That’s not to say the game isn’t without it’s flaws. With a play time of at least 2 hours, this is going to run a lot longer than your standard Catan game. Personally, I think the game could do without the extraordinary build phase. With up to 10 cities, players get enough resources that they can easily recover from a 7 being rolled and losing half. I think a player will have about 2-3 turns in a game where they don’t get a resource. Getting rid of that extra phase could probably cut 20-30 minutes off the game’s play time.
Some people might also be turned off by the new win condition. The victory point mechanic feels very at home in Catan and, to be honest, it’s a little weird to have the game be a race to the finish. It takes some getting used to but I think it actually works well for the game. In all of our games, I think each player only ever had 1 or 2 cubes left when the winner delivered their last cube. This makes the game feel very balanced with everyone in it until the end. I know there have been some games of The Settlers of Catan I’ve played where a really bad starting spot has crippled a player and made for a less then enjoyable game.
Since you can only ever deliver goods to other player’s cities, this creates a good amount of interaction in the game. You need players to build their cities so you can offload your cubes. However you don’t want them to take the good resource hexes. Plus when they do build their city, that means they have a new cube free to be delivered, putting them closer to winning. I love this give and take dynamic between all the players. It also helps ensure that all players stay in a tight race with each other. You can’t advance one position without an opponent also advancing somewhere else.
The other thing I find interesting is just watching the game expand. The game starts off with only eastern cites in play. But as the game progresses, players will slowly expand west and a rail network will slowly be deployed. It’s a nice organic progressions that’s just fun to watch as it unfolds. I think it also helps that I’m from the USA, so it feels like I’m watching a bit of my countries history. Once again, a fantastic job of tying the theme to the game.
At the end of the day we all still had a lot of fun with Catan America. The game play is a little long for a Catan game but the concept is really solid. I love the theme and it does a great job of tying in to the game. As the old saying goes, “Go West young man!”
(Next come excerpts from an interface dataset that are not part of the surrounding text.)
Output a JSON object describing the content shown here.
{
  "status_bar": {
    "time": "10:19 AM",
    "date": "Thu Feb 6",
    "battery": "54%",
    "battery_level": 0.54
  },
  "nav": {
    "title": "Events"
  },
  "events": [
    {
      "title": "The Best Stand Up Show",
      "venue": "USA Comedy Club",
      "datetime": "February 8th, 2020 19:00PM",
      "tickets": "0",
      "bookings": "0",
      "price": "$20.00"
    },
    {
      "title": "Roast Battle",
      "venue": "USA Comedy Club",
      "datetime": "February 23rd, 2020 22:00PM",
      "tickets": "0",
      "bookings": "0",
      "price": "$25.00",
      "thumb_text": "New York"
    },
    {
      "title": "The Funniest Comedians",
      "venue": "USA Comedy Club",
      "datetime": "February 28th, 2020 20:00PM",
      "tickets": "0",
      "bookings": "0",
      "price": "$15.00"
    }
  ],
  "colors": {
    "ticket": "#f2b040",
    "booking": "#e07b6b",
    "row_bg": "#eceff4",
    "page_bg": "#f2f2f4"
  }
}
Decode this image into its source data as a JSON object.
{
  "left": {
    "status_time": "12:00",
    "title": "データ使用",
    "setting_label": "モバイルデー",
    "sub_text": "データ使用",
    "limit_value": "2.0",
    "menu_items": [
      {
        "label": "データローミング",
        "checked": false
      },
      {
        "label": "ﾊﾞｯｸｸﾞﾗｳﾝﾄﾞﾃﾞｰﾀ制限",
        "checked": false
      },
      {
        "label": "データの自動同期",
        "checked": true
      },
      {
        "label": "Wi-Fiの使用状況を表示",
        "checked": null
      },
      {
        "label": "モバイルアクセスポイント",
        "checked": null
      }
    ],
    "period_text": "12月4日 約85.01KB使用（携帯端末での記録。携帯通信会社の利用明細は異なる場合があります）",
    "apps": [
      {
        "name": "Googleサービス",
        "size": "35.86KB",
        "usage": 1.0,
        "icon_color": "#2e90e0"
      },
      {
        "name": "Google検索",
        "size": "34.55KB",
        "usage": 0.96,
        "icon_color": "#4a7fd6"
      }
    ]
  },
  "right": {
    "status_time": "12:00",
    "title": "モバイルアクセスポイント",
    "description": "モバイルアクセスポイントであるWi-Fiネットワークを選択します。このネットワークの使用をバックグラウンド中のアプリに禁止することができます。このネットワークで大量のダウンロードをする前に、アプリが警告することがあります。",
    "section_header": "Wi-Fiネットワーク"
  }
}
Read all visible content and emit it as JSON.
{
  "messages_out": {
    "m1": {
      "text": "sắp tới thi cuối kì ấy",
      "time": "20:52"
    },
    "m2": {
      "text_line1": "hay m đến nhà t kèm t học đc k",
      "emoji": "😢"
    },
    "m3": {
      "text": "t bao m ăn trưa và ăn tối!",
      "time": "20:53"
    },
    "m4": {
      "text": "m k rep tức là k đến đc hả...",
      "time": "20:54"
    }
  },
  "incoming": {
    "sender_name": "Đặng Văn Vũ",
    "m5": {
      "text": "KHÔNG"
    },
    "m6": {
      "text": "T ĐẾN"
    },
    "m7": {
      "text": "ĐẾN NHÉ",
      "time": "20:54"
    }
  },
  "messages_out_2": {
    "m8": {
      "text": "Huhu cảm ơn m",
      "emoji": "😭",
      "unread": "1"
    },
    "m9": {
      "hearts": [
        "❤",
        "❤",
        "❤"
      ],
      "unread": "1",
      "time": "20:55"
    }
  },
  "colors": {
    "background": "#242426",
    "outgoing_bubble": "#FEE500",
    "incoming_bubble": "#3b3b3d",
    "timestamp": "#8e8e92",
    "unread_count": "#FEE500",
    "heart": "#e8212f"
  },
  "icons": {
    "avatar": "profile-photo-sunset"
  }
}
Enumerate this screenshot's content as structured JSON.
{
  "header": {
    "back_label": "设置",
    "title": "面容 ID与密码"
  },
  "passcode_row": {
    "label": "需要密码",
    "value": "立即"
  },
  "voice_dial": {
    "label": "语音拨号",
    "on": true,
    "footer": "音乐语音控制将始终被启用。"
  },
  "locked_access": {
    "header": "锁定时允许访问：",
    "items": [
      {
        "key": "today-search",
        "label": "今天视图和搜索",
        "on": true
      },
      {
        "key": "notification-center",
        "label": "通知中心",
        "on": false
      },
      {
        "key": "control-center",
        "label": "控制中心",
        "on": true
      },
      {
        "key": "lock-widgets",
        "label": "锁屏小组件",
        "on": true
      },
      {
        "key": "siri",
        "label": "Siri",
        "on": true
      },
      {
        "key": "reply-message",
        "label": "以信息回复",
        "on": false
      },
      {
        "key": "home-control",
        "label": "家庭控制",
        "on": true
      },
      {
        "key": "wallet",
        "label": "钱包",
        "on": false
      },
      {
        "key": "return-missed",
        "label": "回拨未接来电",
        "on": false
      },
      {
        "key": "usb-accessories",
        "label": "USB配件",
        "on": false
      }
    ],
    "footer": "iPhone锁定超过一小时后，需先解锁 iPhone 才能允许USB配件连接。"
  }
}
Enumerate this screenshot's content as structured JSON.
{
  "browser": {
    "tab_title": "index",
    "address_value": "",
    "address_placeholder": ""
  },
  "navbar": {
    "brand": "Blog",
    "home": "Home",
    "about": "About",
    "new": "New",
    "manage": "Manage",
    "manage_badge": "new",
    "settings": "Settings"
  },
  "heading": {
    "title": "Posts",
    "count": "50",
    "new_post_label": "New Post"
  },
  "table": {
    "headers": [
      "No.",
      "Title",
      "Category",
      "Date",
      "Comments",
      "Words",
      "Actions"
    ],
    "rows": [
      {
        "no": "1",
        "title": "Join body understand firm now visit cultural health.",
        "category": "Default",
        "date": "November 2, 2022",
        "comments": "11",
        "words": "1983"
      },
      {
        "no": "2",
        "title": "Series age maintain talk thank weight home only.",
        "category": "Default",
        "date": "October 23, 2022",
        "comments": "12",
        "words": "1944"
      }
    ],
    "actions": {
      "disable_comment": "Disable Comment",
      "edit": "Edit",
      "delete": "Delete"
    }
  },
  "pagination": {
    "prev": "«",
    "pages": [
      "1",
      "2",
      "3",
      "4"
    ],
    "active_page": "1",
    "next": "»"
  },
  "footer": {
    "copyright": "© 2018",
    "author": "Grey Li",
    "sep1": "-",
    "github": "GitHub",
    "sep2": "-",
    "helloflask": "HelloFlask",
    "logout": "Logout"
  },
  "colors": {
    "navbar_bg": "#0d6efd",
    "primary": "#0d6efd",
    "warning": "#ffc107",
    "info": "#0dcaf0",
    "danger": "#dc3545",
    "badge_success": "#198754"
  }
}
So the big question to ask is if Settlers of America is as much fun as The Settlers of Catan. I’d say yes, it’s fun, but I still like The Settlers of Catan better. The longer playing time and the expanded rules make the game not as accessible as The Settler of Catan. It takes a bigger commitment and there is a lot more going on. So, in my opinion, the champ hasn’t been overthrown by it’s younger brother. Hail to the king baby.
If you’ve never played a Catan game before then absolutely start with The Settlers of Catan. You can’t go wrong there. But if you are like me, a seasoned Catan veteran, then Settler of America is a nice break from the standard Catan. I think I will still play The Settlers of Catan more, but when I’m looking for something a little different or a little heavier, I’ll probably reach for Settlers of America: Trails to Rails.
If you are already a fan of the Catan games and you are looking to add something new to your options, then absolutely pick up a copy of Settlers of America: Trails to Rails. The game will feel right at home and will be a welcome change to the standard Catan game, when you are the mood for it. Just watch out for the robber.
If you are interested in getting a copy for yourself, it’s about $50
Final Score: 4 Stars – A welcome diversion for players who love Catan, but it won’t replace The Settlers of Catan as your main Catan staple.
• Longer playing time for a Catan game
• Race to the finish win condition may turn off long time Catan fans